What the exercise asks → Across the whole listing, filter for the string "programma" and copy every line that has it.

START Exercise data

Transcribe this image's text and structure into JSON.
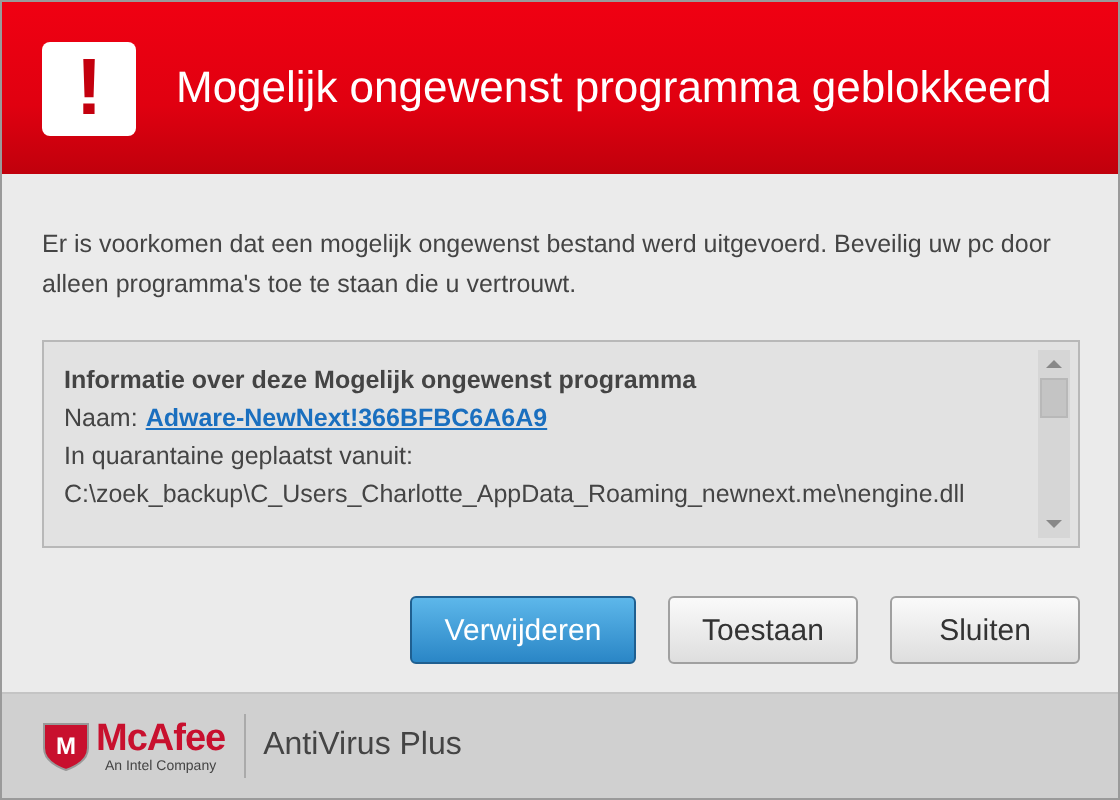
{
  "header": {
    "icon_glyph": "!",
    "title": "Mogelijk ongewenst programma geblokkeerd"
  },
  "message": "Er is voorkomen dat een mogelijk ongewenst bestand werd uitgevoerd. Beveilig uw pc door alleen programma's toe te staan die u vertrouwt.",
  "info": {
    "heading": "Informatie over deze Mogelijk ongewenst programma",
    "name_label": "Naam:",
    "name_link": "Adware-NewNext!366BFBC6A6A9",
    "origin_label": "In quarantaine geplaatst vanuit:",
    "path": "C:\\zoek_backup\\C_Users_Charlotte_AppData_Roaming_newnext.me\\nengine.dll"
  },
  "buttons": [
    {
      "label": "Verwijderen",
      "kind": "primary"
    },
    {
      "label": "Toestaan",
      "kind": "secondary"
    },
    {
      "label": "Sluiten",
      "kind": "secondary"
    }
  ],
  "footer": {
    "logo_mark": "M",
    "brand": "McAfee",
    "tagline": "An Intel Company",
    "product": "AntiVirus Plus"
  }
}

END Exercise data

Answer below →
    "title": "Mogelijk ongewenst programma geblokkeerd"
  "message": "Er is voorkomen dat een mogelijk ongewenst bestand werd uitgevoerd. Beveilig uw pc door alleen programma's toe te staan die u vertrouwt.",
    "heading": "Informatie over deze Mogelijk ongewenst programma",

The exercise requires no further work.